▸ WHAT YOU WILL DO
Report each line of the entries below that includes "services".

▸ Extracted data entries
■ ■ ■ ■

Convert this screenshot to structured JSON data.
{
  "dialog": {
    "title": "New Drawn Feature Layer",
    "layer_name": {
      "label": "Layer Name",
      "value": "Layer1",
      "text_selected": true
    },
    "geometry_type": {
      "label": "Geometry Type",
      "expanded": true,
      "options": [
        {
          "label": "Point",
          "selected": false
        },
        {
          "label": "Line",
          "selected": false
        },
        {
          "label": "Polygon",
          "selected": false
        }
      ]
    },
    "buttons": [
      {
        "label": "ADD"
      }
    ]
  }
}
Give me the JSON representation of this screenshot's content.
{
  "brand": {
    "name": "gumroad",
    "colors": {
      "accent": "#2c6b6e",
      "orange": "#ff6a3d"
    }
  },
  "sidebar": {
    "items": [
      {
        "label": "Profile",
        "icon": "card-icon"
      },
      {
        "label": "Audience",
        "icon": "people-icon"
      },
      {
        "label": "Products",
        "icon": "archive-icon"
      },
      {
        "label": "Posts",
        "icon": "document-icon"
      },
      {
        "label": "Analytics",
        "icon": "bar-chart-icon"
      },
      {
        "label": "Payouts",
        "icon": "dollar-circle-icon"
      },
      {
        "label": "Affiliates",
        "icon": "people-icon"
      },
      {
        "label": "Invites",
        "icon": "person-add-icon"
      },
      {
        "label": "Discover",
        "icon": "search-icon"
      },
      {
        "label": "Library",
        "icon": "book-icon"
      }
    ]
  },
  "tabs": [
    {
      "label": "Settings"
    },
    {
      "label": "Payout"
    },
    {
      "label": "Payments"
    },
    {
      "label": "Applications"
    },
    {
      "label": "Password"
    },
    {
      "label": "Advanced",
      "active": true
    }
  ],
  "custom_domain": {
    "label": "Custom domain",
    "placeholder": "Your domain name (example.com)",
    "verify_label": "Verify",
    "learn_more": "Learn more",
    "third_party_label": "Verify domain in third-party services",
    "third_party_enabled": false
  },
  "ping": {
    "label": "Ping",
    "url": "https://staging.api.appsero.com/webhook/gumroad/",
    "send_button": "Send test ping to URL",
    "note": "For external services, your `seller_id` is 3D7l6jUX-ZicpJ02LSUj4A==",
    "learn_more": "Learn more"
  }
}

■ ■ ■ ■

▸ SOLUTION FOR THIS PROBLEM
    "third_party_label": "Verify domain in third-party services",
    "note": "For external services, your `seller_id` is 3D7l6jUX-ZicpJ02LSUj4A==",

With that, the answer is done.